— Exercise —
Restate the following data in its entirety, word for word and without images.

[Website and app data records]
┌──

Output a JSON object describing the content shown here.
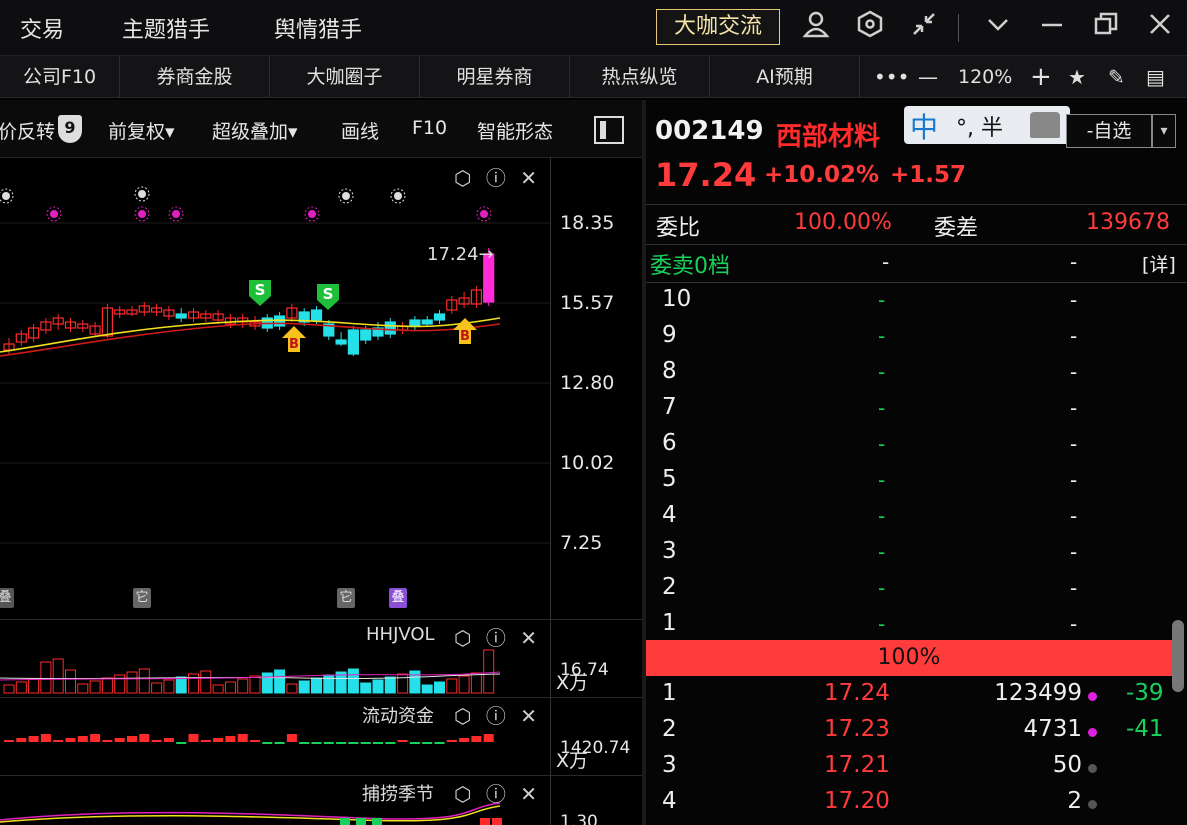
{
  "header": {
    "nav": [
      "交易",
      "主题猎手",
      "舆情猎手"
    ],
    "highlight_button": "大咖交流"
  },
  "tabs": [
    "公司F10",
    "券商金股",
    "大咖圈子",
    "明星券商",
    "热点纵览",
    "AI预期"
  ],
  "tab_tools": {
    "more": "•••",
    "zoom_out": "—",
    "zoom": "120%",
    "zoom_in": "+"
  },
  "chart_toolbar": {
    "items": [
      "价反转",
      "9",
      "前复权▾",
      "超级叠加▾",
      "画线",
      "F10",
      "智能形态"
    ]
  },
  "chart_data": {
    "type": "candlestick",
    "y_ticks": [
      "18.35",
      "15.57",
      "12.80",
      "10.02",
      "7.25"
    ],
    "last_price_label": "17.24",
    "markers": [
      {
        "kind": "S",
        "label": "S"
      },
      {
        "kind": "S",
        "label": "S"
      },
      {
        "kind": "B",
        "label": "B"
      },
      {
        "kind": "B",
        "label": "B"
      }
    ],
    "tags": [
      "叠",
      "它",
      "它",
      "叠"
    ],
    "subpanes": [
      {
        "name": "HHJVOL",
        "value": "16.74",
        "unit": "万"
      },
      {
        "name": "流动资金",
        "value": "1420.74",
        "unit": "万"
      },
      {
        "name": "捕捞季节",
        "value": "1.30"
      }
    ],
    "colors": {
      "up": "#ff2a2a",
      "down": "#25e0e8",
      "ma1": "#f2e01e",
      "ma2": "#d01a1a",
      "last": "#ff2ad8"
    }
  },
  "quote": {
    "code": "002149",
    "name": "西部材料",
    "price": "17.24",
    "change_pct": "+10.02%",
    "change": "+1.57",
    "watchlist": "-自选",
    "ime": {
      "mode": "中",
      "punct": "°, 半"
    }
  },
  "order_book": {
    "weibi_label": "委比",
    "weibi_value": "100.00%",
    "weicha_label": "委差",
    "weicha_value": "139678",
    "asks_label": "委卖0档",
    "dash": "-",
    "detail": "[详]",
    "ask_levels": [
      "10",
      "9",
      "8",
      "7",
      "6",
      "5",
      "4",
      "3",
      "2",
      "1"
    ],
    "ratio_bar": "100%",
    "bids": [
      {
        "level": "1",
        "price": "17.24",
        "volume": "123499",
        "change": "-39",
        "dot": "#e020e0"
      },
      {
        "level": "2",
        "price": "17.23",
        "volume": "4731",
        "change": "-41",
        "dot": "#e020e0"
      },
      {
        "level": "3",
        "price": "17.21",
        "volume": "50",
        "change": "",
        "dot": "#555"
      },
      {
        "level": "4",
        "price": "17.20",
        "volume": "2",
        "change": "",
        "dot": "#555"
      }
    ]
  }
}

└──

— Written reply —
Output a JSON object describing the content shown here.
{
  "header": {
    "nav": [
      "交易",
      "主题猎手",
      "舆情猎手"
    ],
    "highlight_button": "大咖交流"
  },
  "tabs": [
    "公司F10",
    "券商金股",
    "大咖圈子",
    "明星券商",
    "热点纵览",
    "AI预期"
  ],
  "tab_tools": {
    "more": "•••",
    "zoom_out": "—",
    "zoom": "120%",
    "zoom_in": "+"
  },
  "chart_toolbar": {
    "items": [
      "价反转",
      "9",
      "前复权▾",
      "超级叠加▾",
      "画线",
      "F10",
      "智能形态"
    ]
  },
  "chart_data": {
    "type": "candlestick",
    "y_ticks": [
      "18.35",
      "15.57",
      "12.80",
      "10.02",
      "7.25"
    ],
    "last_price_label": "17.24",
    "markers": [
      {
        "kind": "S",
        "label": "S"
      },
      {
        "kind": "S",
        "label": "S"
      },
      {
        "kind": "B",
        "label": "B"
      },
      {
        "kind": "B",
        "label": "B"
      }
    ],
    "tags": [
      "叠",
      "它",
      "它",
      "叠"
    ],
    "subpanes": [
      {
        "name": "HHJVOL",
        "value": "16.74",
        "unit": "万"
      },
      {
        "name": "流动资金",
        "value": "1420.74",
        "unit": "万"
      },
      {
        "name": "捕捞季节",
        "value": "1.30"
      }
    ],
    "colors": {
      "up": "#ff2a2a",
      "down": "#25e0e8",
      "ma1": "#f2e01e",
      "ma2": "#d01a1a",
      "last": "#ff2ad8"
    }
  },
  "quote": {
    "code": "002149",
    "name": "西部材料",
    "price": "17.24",
    "change_pct": "+10.02%",
    "change": "+1.57",
    "watchlist": "-自选",
    "ime": {
      "mode": "中",
      "punct": "°, 半"
    }
  },
  "order_book": {
    "weibi_label": "委比",
    "weibi_value": "100.00%",
    "weicha_label": "委差",
    "weicha_value": "139678",
    "asks_label": "委卖0档",
    "dash": "-",
    "detail": "[详]",
    "ask_levels": [
      "10",
      "9",
      "8",
      "7",
      "6",
      "5",
      "4",
      "3",
      "2",
      "1"
    ],
    "ratio_bar": "100%",
    "bids": [
      {
        "level": "1",
        "price": "17.24",
        "volume": "123499",
        "change": "-39",
        "dot": "#e020e0"
      },
      {
        "level": "2",
        "price": "17.23",
        "volume": "4731",
        "change": "-41",
        "dot": "#e020e0"
      },
      {
        "level": "3",
        "price": "17.21",
        "volume": "50",
        "change": "",
        "dot": "#555"
      },
      {
        "level": "4",
        "price": "17.20",
        "volume": "2",
        "change": "",
        "dot": "#555"
      }
    ]
  }
}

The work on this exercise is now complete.